**Supplied data**
┄┄┄┄┄┄┄┄┄┄┄┄┄┄┄┄┄┄┄┄

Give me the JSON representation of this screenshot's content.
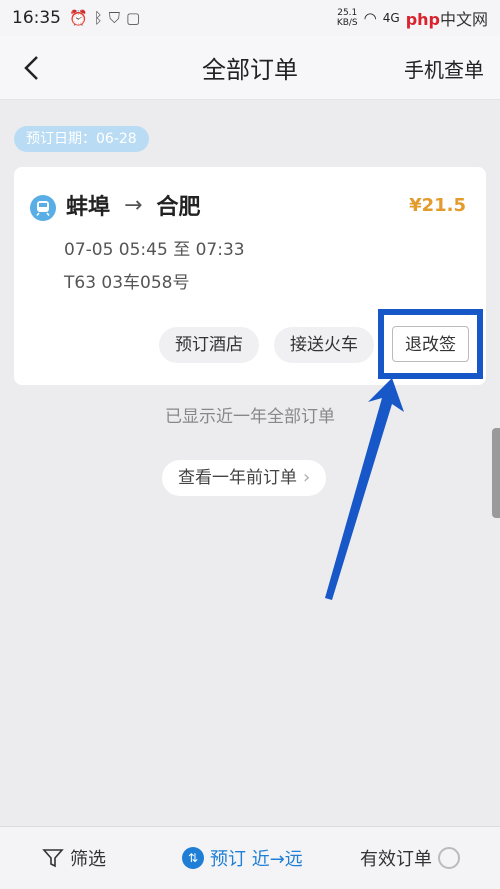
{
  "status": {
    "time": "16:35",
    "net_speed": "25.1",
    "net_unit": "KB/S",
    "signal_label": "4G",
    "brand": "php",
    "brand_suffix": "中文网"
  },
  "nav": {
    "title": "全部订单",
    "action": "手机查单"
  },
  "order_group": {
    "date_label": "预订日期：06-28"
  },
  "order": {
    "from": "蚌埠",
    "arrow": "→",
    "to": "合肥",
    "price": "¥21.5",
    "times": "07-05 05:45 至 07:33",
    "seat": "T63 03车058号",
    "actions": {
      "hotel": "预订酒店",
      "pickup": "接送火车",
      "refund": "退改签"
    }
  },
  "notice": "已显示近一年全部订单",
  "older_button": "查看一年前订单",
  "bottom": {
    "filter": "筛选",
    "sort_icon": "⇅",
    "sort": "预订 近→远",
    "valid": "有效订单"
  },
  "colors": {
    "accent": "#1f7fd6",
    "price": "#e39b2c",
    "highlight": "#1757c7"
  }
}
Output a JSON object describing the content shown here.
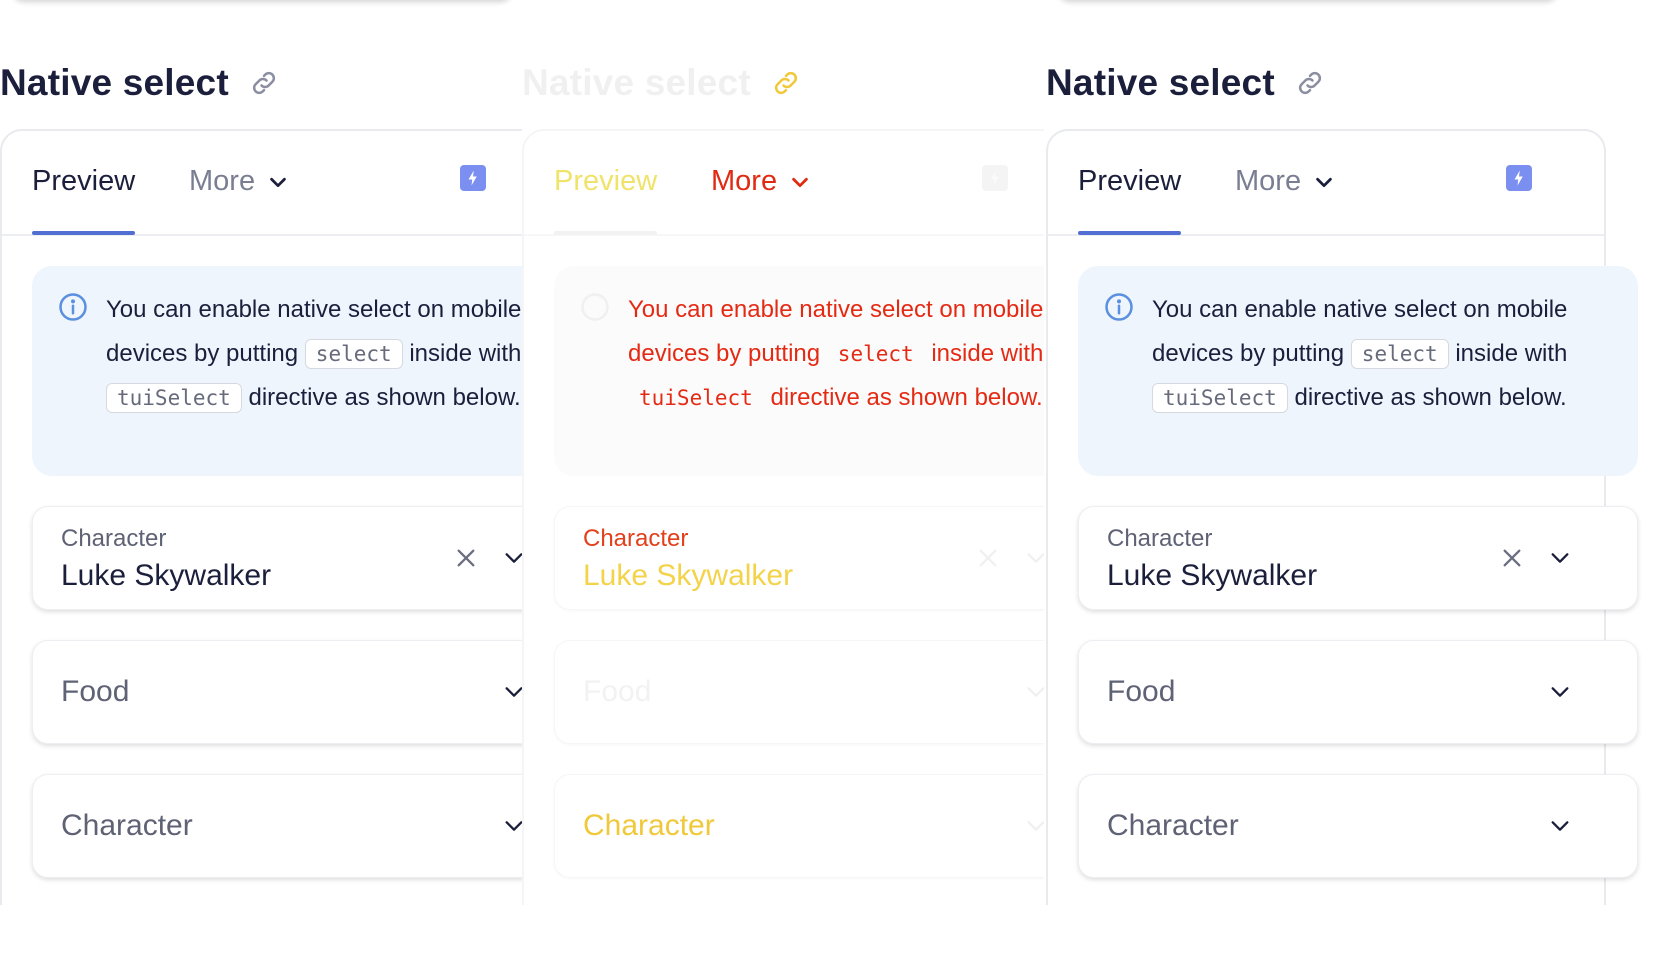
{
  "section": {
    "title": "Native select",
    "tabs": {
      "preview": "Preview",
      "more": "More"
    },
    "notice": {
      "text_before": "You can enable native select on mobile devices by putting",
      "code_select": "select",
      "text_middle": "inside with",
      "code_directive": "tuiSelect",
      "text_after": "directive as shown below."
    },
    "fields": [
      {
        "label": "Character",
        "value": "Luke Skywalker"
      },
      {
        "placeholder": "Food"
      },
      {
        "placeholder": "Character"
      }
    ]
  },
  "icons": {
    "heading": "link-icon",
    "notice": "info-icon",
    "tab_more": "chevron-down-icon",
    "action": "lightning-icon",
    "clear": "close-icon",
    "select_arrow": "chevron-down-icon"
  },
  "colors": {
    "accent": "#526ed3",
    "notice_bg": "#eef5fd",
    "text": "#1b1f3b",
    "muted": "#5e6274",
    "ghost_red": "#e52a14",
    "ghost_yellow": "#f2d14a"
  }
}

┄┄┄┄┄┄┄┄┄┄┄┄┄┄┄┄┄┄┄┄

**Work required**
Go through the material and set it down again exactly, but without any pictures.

**Your solution**
Give me the JSON representation of this screenshot's content.
{
  "status": {
    "time": "16:35",
    "net_speed": "25.1",
    "net_unit": "KB/S",
    "signal_label": "4G",
    "brand": "php",
    "brand_suffix": "中文网"
  },
  "nav": {
    "title": "全部订单",
    "action": "手机查单"
  },
  "order_group": {
    "date_label": "预订日期：06-28"
  },
  "order": {
    "from": "蚌埠",
    "arrow": "→",
    "to": "合肥",
    "price": "¥21.5",
    "times": "07-05 05:45 至 07:33",
    "seat": "T63 03车058号",
    "actions": {
      "hotel": "预订酒店",
      "pickup": "接送火车",
      "refund": "退改签"
    }
  },
  "notice": "已显示近一年全部订单",
  "older_button": "查看一年前订单",
  "bottom": {
    "filter": "筛选",
    "sort_icon": "⇅",
    "sort": "预订 近→远",
    "valid": "有效订单"
  },
  "colors": {
    "accent": "#1f7fd6",
    "price": "#e39b2c",
    "highlight": "#1757c7"
  }
}
Output a JSON object describing the content shown here.
{
  "section": {
    "title": "Native select",
    "tabs": {
      "preview": "Preview",
      "more": "More"
    },
    "notice": {
      "text_before": "You can enable native select on mobile devices by putting",
      "code_select": "select",
      "text_middle": "inside with",
      "code_directive": "tuiSelect",
      "text_after": "directive as shown below."
    },
    "fields": [
      {
        "label": "Character",
        "value": "Luke Skywalker"
      },
      {
        "placeholder": "Food"
      },
      {
        "placeholder": "Character"
      }
    ]
  },
  "icons": {
    "heading": "link-icon",
    "notice": "info-icon",
    "tab_more": "chevron-down-icon",
    "action": "lightning-icon",
    "clear": "close-icon",
    "select_arrow": "chevron-down-icon"
  },
  "colors": {
    "accent": "#526ed3",
    "notice_bg": "#eef5fd",
    "text": "#1b1f3b",
    "muted": "#5e6274",
    "ghost_red": "#e52a14",
    "ghost_yellow": "#f2d14a"
  }
}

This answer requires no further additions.